DATA IN THIS EXERCISE >>
= = = =

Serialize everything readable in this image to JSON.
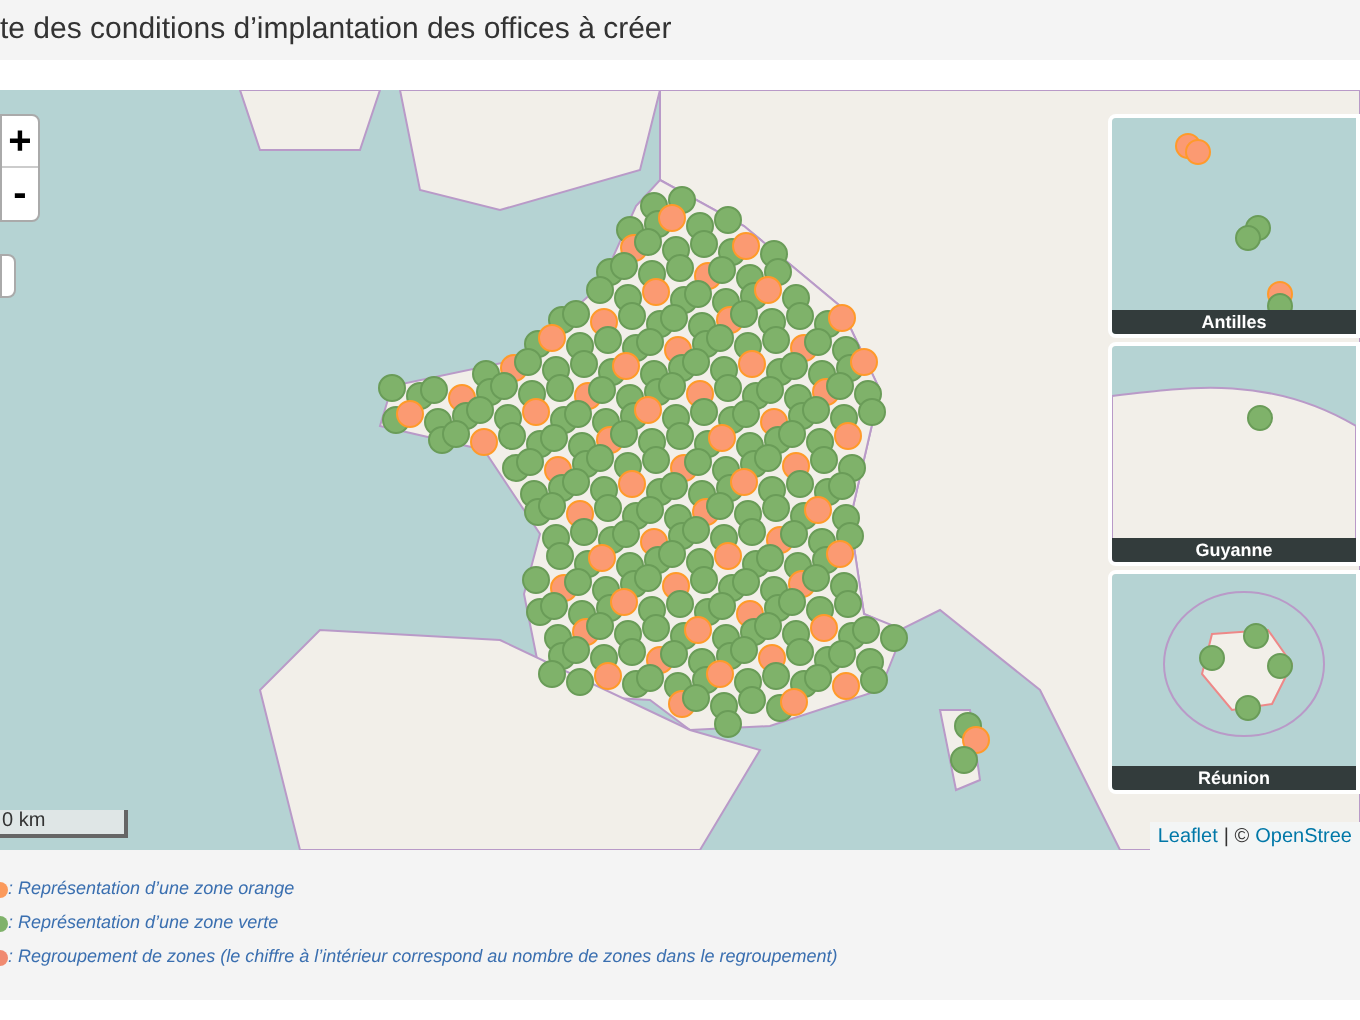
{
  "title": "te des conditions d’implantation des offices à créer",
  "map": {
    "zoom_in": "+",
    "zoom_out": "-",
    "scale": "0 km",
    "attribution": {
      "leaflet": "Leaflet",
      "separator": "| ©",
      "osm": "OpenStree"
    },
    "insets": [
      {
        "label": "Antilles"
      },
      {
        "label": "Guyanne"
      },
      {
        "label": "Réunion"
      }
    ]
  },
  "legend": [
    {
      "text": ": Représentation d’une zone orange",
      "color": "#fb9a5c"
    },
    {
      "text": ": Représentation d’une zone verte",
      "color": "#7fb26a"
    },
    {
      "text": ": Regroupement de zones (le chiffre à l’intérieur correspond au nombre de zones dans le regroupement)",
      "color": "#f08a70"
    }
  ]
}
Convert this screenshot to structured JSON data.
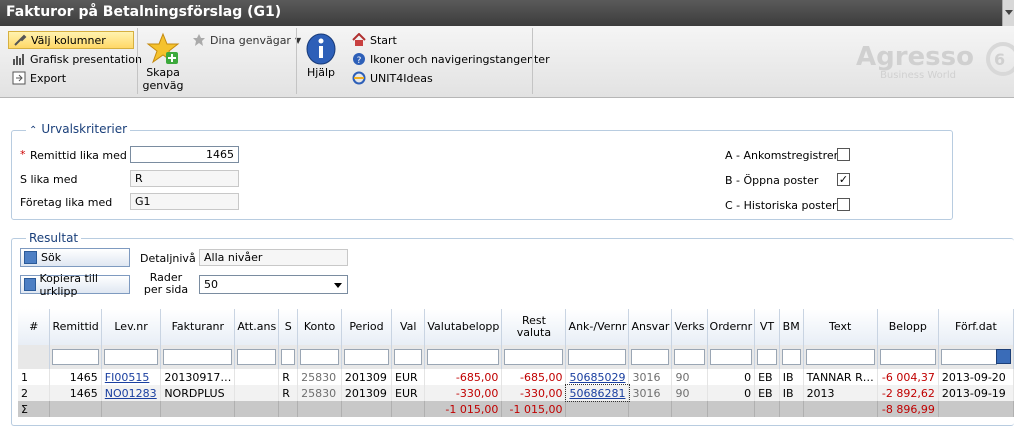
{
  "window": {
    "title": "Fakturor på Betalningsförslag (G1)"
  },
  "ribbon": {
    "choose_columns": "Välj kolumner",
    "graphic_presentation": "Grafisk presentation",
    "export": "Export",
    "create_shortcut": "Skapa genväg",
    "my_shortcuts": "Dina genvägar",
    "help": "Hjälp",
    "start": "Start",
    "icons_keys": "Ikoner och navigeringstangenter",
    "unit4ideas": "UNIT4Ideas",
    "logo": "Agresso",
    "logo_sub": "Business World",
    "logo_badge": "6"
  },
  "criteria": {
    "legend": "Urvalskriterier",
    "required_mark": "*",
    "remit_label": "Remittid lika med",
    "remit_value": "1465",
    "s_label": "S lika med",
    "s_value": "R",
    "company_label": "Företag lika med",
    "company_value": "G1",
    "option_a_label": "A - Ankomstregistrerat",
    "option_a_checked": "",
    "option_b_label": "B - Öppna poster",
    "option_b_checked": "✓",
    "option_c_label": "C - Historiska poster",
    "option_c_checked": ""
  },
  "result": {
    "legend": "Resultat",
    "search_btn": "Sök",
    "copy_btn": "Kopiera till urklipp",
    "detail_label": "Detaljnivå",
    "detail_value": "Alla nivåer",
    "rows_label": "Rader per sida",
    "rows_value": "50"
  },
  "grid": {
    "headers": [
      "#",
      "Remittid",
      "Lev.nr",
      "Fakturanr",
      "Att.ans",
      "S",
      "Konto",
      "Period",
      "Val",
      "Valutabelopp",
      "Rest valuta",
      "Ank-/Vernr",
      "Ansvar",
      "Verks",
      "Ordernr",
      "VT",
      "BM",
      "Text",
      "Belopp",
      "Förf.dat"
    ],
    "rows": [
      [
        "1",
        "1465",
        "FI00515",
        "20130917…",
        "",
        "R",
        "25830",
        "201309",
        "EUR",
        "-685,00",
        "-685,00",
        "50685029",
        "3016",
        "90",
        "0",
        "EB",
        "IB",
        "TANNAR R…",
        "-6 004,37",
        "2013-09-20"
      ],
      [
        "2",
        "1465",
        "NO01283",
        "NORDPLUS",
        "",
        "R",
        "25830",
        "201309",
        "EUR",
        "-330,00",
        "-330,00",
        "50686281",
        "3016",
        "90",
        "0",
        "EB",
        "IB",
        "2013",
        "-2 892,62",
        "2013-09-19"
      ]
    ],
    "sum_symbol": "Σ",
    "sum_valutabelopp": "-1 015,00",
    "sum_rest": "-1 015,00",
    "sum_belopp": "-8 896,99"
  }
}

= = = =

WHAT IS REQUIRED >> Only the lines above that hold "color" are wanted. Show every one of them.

EXERCISE SOLUTION >>
      "color": "#fb9a5c"
      "color": "#7fb26a"
      "color": "#f08a70"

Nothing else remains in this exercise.